Mean Tithpheap used 500 bicycle and motorbike tyres to create the 2.5-metre King Kong over five weeks with two helpers. The 37-year-old artist, who studied at fine art school in Phnom Penh, has been turning tyres into sculptures for four years.
He has made around 40 statues for clients, including King Kongs, elephants, lions, cobras and garudas – a mythical man-bird creature.
Tithpheap said he hoped others would follow his example and put discarded rubber and plastic to creative use so that it does not pollute the environment.
“I have used old tyres of bicycles and motorbikes to make such animals because these tyres are waste and if we can recycle them, it will help the environment some,” Tithpheap told AFP.
Cambodia faces a huge and growing challenge in waste management, despite some government efforts.
The population is growing, income and consumption rising, and urbanisation spreading, but waste collection and treatment are not keeping up.
Effective recycling of plastic waste is nearly impossible in Cambodia, where plastic consumption is widespread and waste management infrastructure is lacking, so waterways and some green sites have become burgeoning heaps of garbage.
Tithpheap charges clients between USD2,000 and USD3,000 for a King Kong statue – his most popular model – depending on the size.
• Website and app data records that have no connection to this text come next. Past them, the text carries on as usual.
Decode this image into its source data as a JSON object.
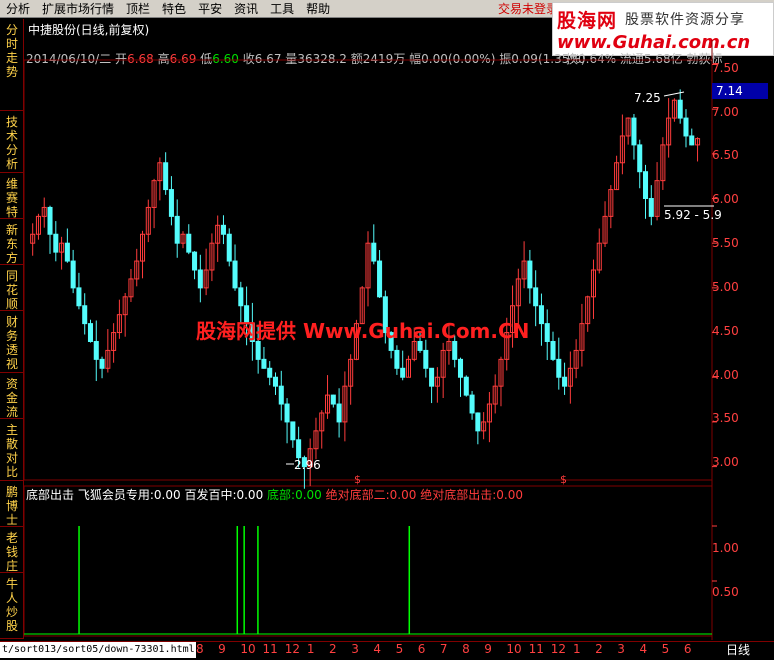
{
  "menu": {
    "items": [
      "分析",
      "扩展市场行情",
      "顶栏",
      "特色",
      "平安",
      "资讯",
      "工具",
      "帮助"
    ],
    "login_hint": "交易未登录"
  },
  "logo": {
    "name": "股海网",
    "slogan": "股票软件资源分享",
    "url": "www.Guhai.com.cn"
  },
  "side_tabs": [
    "分时走势",
    "技术分析",
    "维赛特",
    "新东方",
    "同花顺",
    "财务透视",
    "资金流",
    "主散对比",
    "鹏博士",
    "老钱庄",
    "牛人炒股"
  ],
  "title": "中捷股份(日线,前复权)",
  "quote": {
    "date": "2014/06/10/二",
    "open_label": "开",
    "open": "6.68",
    "high_label": "高",
    "high": "6.69",
    "low_label": "低",
    "low": "6.60",
    "close_label": "收",
    "close": "6.67",
    "vol_label": "量",
    "vol": "36328.2",
    "amt_label": "额",
    "amt": "2419万",
    "chg_label": "幅",
    "chg": "0.00(0.00%)",
    "amp_label": "振",
    "amp": "0.09(1.35%)",
    "tail": "换0.64% 流通5.68亿 勃荻标"
  },
  "chart_data": {
    "type": "candlestick",
    "price_axis": [
      "7.50",
      "7.00",
      "6.50",
      "6.00",
      "5.50",
      "5.00",
      "4.50",
      "4.00",
      "3.50",
      "3.00"
    ],
    "ylim": [
      2.85,
      7.55
    ],
    "last_price": "7.14",
    "annotations": {
      "high": "7.25",
      "low": "2.96",
      "range": "5.92 - 5.9"
    },
    "markers": [
      "$",
      "$"
    ],
    "closes": [
      5.5,
      5.6,
      5.8,
      5.9,
      5.6,
      5.4,
      5.5,
      5.3,
      5.0,
      4.8,
      4.6,
      4.4,
      4.2,
      4.1,
      4.3,
      4.5,
      4.7,
      4.9,
      5.1,
      5.3,
      5.6,
      5.9,
      6.2,
      6.4,
      6.1,
      5.8,
      5.5,
      5.6,
      5.4,
      5.2,
      5.0,
      5.2,
      5.5,
      5.7,
      5.6,
      5.3,
      5.0,
      4.8,
      4.6,
      4.4,
      4.2,
      4.1,
      4.0,
      3.9,
      3.7,
      3.5,
      3.3,
      3.1,
      3.0,
      3.2,
      3.4,
      3.6,
      3.8,
      3.7,
      3.5,
      3.9,
      4.2,
      4.6,
      5.0,
      5.5,
      5.3,
      4.9,
      4.5,
      4.3,
      4.1,
      4.0,
      4.2,
      4.4,
      4.3,
      4.1,
      3.9,
      4.0,
      4.3,
      4.4,
      4.2,
      4.0,
      3.8,
      3.6,
      3.4,
      3.5,
      3.7,
      3.9,
      4.2,
      4.5,
      4.8,
      5.1,
      5.3,
      5.0,
      4.8,
      4.6,
      4.4,
      4.2,
      4.0,
      3.9,
      4.1,
      4.3,
      4.6,
      4.9,
      5.2,
      5.5,
      5.8,
      6.1,
      6.4,
      6.7,
      6.9,
      6.6,
      6.3,
      6.0,
      5.8,
      6.2,
      6.6,
      6.9,
      7.1,
      6.9,
      6.7,
      6.6,
      6.67
    ],
    "indicator": {
      "yticks": [
        "1.00",
        "0.50"
      ],
      "signals": [
        0.08,
        0.31,
        0.32,
        0.34,
        0.56
      ]
    }
  },
  "indicator": {
    "name": "底部出击",
    "p1_label": "飞狐会员专用:",
    "p1": "0.00",
    "p2_label": "百发百中:",
    "p2": "0.00",
    "p3_label": "底部:",
    "p3": "0.00",
    "p4_label": "绝对底部二:",
    "p4": "0.00",
    "p5_label": "绝对底部出击:",
    "p5": "0.00"
  },
  "watermark": "股海网提供 Www.Guhai.Com.CN",
  "bottom": {
    "url": "t/sort013/sort05/down-73301.html",
    "date_ticks": [
      "8",
      "9",
      "10",
      "11",
      "12",
      "1",
      "2",
      "3",
      "4",
      "5",
      "6",
      "7",
      "8",
      "9",
      "10",
      "11",
      "12",
      "1",
      "2",
      "3",
      "4",
      "5",
      "6"
    ],
    "period": "日线"
  },
  "colors": {
    "up": "#ff3c3c",
    "down": "#54fcfc",
    "axis_text": "#ff4040",
    "grid": "#800000",
    "signal": "#00ff00"
  }
}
He is also working on a Captain America statue for a cafe, while the entrance to his workshop is guarded by a giant cobra, also made of tyres.